The primary focus of the research group is not on climate change itself, which is already widely documented for the Alpine region thanks to historical weather records. These reveal that warming in the Alpine region was significantly higher than the increase in global average temperatures. “We rather want to investigate processes which are triggered or influenced by precipitation and temperature and which can change correspondingly in the context of climate change”, explains Prof. Dr. Michael Becht, spokesperson of the research group. This mainly includes changes in vegetation (rising tree line), cryosphere (permafrost, snow and avalanche activity), glaciers, runoff into streams and rivers and processes that form the surface of the earth (such as rock fall, mudslides, erosion on hillsides and in running waters). Furthermore, the team seeks to investigate interdependencies between these changes and also take a closer look at the question if and how local changes are transferred from one territory to the neighboring area and whether these changes might thus also affect populated areas in the lower territories (e.g. through backfilling of reservoirs due to increased transport of sediment or processes of natural hazards). The group will carry out their research in the valleys Martelltal (South Tirol) and the Horlachtal and Kaunertal (Austria).

A first step will be to develop and improve the understanding for the changes that occurred in the past and analyze their causes to then be able to draw conclusions for the future. In an initial project phase, the researchers will investigate if and how the mentioned phenomena and processes have altered due to climate change since the end of the “Little Ice Age“ (around 1850). On the one hand, the research group will draw on a model calculation taking into account existing historical data sets (so-called reanalysis) in order to be able to better understand the course of the weather and climate changes on a local level, i.e. in specific areas which are to be investigated.

Another important tool for reconstruction of alternations as a consequence of this change are historical photographs: “The end of the Little Ice Age does not only coincide with an increased climate change but also with the emergence of Alpine tourism and photography. There are countless photographs available in community archives, mountain huts or associations, parts of which date back to the beginning of the investigated period and which clearly show the expansion of the glacier back then”, explains Dr. Tobias Heckmann. Aerial photography already started to develop around the time of the First World War. There are aerial image series covering the entire investigated area from approx. 1950 onwards. “We will also concentrate on searching the archives for existing documents and digitalize them in order to be able to systematically analyze the material. Photogrammetric methods also allow us to carry out a quantitative analysis of historical photographs – spanning from the mapping of vegetation, glaciers and specific terrain characteristics to the development of digital terrain models serving as a basis for accurate measurement of surface changes to the decimeter or meter which enable comparisons between past and present conditions.”

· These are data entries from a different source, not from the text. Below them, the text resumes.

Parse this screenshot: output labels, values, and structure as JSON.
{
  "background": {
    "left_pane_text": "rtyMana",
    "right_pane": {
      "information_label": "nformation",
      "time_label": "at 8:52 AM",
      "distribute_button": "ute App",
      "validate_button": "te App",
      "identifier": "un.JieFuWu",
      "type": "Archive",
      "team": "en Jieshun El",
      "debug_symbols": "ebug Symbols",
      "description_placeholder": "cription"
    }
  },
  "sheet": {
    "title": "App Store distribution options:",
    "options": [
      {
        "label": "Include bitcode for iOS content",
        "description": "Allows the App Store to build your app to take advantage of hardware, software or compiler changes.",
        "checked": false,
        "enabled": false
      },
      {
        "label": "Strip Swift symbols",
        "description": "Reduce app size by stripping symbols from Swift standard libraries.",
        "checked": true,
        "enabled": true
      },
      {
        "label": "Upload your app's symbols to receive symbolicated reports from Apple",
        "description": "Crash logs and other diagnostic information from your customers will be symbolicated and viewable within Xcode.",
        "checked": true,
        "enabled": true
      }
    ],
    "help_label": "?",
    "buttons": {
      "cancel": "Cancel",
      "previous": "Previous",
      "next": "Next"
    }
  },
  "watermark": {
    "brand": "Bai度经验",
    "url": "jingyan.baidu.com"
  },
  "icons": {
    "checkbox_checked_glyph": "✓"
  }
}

Current dynamics in the investigated areas during the project duration are measured using high-tech methods: Laser scanners measure surfaces in high spatial resolution and accuracy, climate stations capture numerous measurement parameters, runoff markers trace changes in the water level and runoff amounts in streams and drones take high-resolution aerial pictures which then serve as a basis for highly precise measurements and maps. In a second project phase, the researchers will use models in an attempt to predict medium-term changes in the investigated Alpine systems by drawing on the enhanced understanding for historical changes and current dynamics gained in phase one. The results will serve as a significant basis for developing adaptation strategies for the future.

If you own any historical photographs of the relevant investigated regions mentioned above (“historical” refers to the past in general, which means that not only 19th century pictures are of interest) and you would like to make those available to the research group, please contact the group coordinator (michael.becht(at)